“… because the greatness comes not when things go always good for you, but the greatness comes and you are really tested, when you take some knocks, some disappointments, when sadness comes, because only if you have been in the deepest valley can you ever know how magnificent it is to be on the highest mountain.

“And so I say to you on this occasion, as we leave, we leave proud of the people who have stood by us and worked for us and served this country. We want you to be proud of what you have done. We want you to continue to serve in government, if that is your wish.

“Always give your best, never get discouraged, never be petty; always remember, others may hate you, but those who hate you don’t win unless you hate them, and then you destroy yourself.

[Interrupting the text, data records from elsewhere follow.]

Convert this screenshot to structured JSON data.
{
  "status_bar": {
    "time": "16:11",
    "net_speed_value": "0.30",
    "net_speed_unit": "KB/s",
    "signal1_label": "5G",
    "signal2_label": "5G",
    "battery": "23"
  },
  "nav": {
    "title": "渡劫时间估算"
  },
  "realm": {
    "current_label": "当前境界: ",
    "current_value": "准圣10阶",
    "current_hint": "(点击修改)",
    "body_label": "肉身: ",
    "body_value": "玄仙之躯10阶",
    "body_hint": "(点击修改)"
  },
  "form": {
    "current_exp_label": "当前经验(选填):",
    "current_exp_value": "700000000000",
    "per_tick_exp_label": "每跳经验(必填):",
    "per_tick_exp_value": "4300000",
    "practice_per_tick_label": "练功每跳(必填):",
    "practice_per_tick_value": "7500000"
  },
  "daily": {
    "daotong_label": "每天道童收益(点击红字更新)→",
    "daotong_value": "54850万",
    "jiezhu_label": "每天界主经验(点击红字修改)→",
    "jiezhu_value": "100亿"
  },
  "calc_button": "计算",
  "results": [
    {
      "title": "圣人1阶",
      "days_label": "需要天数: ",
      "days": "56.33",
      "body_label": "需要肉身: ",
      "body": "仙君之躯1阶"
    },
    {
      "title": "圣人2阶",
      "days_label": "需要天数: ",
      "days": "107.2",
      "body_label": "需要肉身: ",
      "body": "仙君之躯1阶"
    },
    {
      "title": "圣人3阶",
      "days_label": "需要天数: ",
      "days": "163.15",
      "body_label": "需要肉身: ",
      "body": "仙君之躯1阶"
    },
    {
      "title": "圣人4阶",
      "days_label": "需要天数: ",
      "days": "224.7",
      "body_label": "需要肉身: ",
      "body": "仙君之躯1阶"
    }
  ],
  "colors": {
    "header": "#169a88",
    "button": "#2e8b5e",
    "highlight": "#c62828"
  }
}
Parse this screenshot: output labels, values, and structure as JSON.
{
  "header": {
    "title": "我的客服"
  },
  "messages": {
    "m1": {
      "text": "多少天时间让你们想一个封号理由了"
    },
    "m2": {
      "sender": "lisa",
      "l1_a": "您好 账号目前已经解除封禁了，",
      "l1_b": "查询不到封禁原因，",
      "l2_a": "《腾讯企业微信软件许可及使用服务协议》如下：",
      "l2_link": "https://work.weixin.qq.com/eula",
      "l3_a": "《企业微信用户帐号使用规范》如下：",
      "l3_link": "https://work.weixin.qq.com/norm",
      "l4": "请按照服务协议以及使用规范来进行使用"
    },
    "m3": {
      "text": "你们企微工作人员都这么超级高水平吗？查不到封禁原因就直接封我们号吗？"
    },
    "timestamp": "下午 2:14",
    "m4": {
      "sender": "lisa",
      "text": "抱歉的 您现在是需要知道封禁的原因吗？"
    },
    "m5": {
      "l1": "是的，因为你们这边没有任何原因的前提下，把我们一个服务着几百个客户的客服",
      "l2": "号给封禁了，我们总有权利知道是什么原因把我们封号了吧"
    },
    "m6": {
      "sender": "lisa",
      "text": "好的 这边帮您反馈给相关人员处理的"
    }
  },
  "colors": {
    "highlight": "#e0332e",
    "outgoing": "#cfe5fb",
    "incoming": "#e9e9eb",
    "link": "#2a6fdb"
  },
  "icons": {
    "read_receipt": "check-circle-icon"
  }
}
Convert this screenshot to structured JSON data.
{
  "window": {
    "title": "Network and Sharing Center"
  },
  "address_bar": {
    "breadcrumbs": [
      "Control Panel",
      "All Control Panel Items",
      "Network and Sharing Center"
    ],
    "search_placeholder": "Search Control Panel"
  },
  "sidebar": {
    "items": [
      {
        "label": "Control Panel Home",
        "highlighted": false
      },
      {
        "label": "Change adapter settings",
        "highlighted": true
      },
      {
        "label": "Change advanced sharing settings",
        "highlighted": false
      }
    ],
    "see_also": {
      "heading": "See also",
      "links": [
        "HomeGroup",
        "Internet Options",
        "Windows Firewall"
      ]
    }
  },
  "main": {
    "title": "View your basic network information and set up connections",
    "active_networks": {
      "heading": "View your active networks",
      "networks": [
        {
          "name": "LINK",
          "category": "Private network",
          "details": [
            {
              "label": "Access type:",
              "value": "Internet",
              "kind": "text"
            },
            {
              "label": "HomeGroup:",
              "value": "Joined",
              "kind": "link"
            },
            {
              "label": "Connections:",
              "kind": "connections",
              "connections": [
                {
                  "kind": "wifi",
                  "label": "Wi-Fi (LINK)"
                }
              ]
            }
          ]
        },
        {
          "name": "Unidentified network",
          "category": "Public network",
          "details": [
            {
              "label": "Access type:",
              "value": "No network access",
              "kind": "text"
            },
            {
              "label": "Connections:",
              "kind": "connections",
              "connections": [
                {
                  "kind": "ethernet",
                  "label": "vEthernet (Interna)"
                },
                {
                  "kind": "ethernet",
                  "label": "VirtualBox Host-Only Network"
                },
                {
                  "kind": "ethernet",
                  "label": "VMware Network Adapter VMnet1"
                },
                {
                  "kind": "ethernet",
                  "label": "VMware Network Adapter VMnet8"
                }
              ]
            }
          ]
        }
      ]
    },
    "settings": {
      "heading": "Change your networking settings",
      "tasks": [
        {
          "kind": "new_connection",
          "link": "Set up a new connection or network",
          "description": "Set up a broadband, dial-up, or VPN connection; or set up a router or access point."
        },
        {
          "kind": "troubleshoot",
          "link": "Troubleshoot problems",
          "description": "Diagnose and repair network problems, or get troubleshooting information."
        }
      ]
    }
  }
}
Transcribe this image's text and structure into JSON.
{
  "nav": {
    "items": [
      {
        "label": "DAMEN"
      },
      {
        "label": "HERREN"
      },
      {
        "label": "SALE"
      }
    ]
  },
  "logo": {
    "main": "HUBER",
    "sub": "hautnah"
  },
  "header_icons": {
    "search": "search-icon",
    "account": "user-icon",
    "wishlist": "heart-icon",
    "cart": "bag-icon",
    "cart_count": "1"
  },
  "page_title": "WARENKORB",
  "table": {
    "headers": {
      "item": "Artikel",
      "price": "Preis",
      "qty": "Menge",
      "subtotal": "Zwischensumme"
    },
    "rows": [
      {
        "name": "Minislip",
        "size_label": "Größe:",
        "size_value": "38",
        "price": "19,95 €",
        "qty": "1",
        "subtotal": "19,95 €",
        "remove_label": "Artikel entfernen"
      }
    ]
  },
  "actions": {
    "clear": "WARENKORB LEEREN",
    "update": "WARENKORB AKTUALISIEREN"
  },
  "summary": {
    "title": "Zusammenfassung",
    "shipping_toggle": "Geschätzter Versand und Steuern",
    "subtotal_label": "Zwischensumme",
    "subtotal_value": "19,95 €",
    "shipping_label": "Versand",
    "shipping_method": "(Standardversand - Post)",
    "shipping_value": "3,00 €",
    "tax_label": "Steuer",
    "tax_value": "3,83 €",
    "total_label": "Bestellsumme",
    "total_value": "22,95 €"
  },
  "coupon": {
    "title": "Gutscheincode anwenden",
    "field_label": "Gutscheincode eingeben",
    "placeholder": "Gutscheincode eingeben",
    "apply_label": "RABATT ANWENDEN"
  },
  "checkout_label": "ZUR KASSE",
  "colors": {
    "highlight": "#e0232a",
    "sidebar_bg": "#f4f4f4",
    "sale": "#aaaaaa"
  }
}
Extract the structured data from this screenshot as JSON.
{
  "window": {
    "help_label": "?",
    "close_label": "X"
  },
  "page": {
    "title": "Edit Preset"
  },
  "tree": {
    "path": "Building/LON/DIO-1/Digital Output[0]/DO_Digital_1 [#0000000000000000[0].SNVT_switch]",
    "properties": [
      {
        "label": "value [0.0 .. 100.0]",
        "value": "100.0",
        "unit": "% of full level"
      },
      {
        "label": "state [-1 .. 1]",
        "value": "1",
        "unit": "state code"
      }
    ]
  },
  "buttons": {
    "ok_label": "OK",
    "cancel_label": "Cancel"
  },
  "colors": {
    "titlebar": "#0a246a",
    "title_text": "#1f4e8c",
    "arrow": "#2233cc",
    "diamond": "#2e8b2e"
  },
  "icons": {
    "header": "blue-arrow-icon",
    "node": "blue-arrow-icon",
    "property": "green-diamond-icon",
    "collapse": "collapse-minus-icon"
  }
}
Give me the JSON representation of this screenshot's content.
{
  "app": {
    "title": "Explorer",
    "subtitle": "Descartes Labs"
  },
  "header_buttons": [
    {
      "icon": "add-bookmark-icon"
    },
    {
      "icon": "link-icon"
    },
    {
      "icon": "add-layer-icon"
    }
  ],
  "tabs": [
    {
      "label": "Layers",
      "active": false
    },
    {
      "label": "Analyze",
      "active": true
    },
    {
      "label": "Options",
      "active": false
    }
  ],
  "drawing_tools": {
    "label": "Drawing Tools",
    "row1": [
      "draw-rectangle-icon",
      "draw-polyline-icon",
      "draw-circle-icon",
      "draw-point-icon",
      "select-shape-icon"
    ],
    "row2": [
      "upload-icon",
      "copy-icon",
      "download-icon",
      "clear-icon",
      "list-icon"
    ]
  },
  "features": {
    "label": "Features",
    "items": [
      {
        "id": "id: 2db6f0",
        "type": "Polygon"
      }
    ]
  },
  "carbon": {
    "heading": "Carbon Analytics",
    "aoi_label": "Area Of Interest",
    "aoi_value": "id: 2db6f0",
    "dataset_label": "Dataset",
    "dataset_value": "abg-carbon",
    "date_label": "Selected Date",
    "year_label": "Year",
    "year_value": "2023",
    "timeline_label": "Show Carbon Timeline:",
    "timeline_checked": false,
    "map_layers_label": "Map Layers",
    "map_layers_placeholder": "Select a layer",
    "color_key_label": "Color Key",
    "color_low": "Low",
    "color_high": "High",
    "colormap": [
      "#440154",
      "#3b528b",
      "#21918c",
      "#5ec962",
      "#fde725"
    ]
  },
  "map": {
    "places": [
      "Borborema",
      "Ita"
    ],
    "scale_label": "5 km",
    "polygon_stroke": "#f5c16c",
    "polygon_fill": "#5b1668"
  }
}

And so, we leave with high hopes, in good spirit, and with deep humility, and with very much gratefulness in our hearts.”

Many rejoiced with Nixon’s departure from the White House. Yet despite my lack of trust for him, his final words left me with an inspiration and an appreciation for his perseverance. They touched my heart and I cried for the man and his family.

Richard M. Nixon achieved the presidency not through a whirlwind of hype but through a lifetime slog through adversity. After coming through the ranks and surviving controversies as congressman, senator and Dwight Eisenhower’s vice president, he lost the 1960 presidential campaign to John F. Kennedy. After he then lost the 1962 governor’s race in California, he told the press they “wouldn’t have Nixon to kick around anymore.” Yet he came back and was elected president in 1968.

Anyone and everyone can remember Nixon for what he did wrong. But we also can learn by remembering and admiring his determination. True grit.